Callie has long been one of Milch’s repertory players, popping up over and over again in his various television projects. But in Darren Lynn Bousman and Chris Monfette’s “Abattoir,” he plays the mysterious caretaker of a house built out of rooms where terrible things happened, and he effortlessly conveys the menace and gravitas of that responsibility.
Dourif’s Doc Cochran was often the heart of Milch’s series, which may come as a surprise to fans of his earlier work, which includes his breakthrough turn as a delicate mental patient opposite Jack Nicholson in Milos Forman’s 1975 Oscar winner, as well as the voice of iconic movie monster Chucky in the “Child’s Play” films.
Weigert’s Calamity Jane stole many scenes -- and hearts -- over the series’ three seasons, and she has quietly done the same in a number of acclaimed movies, disappearing into roles in Steven Soderbergh’s exercise in period filmmaking “The Good German,” Charlie Kaufman’s melancholy mind-bender “Synecdoche” before breaking out again in the lesbian drama “Concussion.”
As Al Swearengen’s Number Two, Dan, Brown was forced to tackle some tough challenges, but he’d already proven himself more than capable in a variety of movie and TV roles, perhaps most notably playing Warren, the disabled brother of Cameron Diaz’ Mary in the Farrelly brothers’ raunchy but as always surprisingly sweet 1998 comedy.

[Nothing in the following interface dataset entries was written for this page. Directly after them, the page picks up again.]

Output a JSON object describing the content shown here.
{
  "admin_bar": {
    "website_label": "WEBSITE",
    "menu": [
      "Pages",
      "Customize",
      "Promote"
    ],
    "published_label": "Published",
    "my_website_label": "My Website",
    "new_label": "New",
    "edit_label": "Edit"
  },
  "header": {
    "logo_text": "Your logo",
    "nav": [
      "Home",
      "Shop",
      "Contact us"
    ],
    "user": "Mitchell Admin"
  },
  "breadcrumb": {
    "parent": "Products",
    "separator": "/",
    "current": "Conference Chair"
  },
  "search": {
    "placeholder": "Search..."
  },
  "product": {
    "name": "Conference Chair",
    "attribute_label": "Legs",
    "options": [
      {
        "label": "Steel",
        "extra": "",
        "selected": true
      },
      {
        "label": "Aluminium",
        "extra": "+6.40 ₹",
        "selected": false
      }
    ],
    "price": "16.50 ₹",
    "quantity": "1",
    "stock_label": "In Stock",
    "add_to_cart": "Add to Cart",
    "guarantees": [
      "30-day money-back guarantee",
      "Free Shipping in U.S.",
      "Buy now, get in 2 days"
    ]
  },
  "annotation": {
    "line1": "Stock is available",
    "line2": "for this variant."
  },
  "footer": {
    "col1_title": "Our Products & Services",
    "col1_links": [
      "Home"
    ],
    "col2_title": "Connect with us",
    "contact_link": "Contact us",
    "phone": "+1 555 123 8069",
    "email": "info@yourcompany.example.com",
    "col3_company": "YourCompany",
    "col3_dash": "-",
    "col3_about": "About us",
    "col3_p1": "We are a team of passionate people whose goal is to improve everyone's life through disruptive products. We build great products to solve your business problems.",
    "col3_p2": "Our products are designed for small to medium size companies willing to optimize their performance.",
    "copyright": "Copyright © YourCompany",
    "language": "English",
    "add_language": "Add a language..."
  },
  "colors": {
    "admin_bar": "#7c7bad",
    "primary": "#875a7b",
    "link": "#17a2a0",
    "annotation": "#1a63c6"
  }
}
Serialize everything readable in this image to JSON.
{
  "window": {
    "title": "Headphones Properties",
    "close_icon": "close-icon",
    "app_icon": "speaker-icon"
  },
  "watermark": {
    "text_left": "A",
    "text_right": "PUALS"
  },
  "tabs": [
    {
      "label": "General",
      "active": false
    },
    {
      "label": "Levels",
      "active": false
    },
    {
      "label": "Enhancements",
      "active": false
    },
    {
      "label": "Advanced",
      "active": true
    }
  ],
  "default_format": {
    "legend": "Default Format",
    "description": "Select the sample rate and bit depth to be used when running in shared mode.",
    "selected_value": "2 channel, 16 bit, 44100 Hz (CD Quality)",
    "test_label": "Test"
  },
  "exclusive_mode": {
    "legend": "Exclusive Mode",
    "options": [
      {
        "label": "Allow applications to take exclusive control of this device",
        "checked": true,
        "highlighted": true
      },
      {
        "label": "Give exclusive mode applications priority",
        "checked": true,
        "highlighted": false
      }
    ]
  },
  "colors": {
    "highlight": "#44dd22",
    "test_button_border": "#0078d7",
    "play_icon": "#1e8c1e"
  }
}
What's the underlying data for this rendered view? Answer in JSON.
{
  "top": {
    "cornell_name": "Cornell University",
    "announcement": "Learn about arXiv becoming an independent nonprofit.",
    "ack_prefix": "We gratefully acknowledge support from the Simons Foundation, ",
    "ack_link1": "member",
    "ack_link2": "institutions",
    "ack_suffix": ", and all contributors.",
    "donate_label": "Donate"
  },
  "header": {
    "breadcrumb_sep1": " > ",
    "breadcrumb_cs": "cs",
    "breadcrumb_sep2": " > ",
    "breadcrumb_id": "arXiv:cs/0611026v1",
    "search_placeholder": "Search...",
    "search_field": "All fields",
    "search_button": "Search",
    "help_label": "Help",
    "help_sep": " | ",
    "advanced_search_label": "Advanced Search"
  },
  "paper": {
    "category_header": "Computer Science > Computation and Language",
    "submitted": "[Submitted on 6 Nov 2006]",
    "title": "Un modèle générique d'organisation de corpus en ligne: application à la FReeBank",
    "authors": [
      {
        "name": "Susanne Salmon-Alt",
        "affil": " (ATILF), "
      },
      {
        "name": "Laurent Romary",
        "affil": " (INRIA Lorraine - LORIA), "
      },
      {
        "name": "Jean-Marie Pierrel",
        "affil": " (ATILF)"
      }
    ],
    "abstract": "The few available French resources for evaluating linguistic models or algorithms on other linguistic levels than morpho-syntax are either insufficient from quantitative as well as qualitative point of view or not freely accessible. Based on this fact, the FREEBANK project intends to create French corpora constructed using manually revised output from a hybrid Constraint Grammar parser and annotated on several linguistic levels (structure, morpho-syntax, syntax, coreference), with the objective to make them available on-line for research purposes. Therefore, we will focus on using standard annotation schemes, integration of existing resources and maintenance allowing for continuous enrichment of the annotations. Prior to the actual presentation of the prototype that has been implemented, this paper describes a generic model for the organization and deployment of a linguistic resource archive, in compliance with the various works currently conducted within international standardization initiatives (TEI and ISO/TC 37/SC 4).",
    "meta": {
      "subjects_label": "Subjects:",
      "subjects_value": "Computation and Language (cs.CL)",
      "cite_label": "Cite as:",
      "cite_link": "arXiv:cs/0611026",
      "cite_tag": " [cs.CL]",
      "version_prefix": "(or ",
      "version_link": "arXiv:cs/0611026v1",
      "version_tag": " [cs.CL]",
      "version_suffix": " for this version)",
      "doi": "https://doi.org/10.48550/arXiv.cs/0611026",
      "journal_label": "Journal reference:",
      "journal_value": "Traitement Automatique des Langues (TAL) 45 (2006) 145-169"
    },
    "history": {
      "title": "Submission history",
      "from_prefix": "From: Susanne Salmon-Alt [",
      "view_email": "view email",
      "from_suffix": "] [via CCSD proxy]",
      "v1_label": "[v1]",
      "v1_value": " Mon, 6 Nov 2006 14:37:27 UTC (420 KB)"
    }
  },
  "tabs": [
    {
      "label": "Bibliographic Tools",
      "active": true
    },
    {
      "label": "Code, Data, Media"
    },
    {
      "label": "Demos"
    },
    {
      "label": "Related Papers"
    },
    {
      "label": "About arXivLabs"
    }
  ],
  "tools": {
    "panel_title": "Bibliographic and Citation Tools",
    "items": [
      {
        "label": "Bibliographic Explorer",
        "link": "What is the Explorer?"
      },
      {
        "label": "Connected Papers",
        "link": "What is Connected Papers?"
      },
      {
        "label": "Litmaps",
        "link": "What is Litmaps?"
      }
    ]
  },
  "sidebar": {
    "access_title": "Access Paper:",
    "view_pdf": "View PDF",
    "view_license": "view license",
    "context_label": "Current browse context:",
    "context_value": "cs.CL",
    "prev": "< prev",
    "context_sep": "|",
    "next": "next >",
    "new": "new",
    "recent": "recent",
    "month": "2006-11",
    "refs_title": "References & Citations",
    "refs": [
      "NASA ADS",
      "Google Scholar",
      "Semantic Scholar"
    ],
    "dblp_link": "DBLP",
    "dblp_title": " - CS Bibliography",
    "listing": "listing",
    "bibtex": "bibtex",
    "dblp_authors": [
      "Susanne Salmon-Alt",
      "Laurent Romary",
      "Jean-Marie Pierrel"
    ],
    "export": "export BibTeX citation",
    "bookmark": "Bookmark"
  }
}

More than two decades before playing the Grand Hotel’s oily, scheming proprietor E.B. Farnum, Sanderson became known to moviegoers as the tender, troubled inventor J.F. Sebastian in Ridley Scott’s groundbreaking sci-fi classic, and then pulled a 180 in more than 90 episodes of the sitcom “Newhart” playing Larry, the dimwitted brother to two Darryls.
Kim Dickens is one of Hollywood’s most reliable character actors, appearing in films and television roles with equal ease and skill. For David Fincher, she played a doubtful detective searching for clues in the disappearance of Nick Dunne’s wife Amy before winning acclaim in not one but two popular television series, “House of Cards” and “Fear the Walking Dead.”
Ricky Jay’s pedigree as one of David Mamet’s regular played made him ideal for the role of a smart-talking card sharp and hustler in “Deadwood,” but he had already convincingly played a con artist in Mamet’s breakthrough film “House of Games,” and delivered a decidedly more avuncular performance as Jack Horner’s unflappable cinematographer in Paul Thomas Anderson’s ode to the 1970s porn industry “Boogie Nights.”
Few actors got a bigger bounce from “Deadwood” than Dillahunt, who was so good that Milch killed him off and then brought him back in another role. Just a year after the show ended he delivered memorable turns for both the Coen brothers and Andrew Dominik in two more Western-themed projects, then transitioned into a sitcom star with “Raising Hope” before delivering a powerful supporting performance as a dedicated but feckless driver in Steve McQueen’s feminist crime film “Widows.”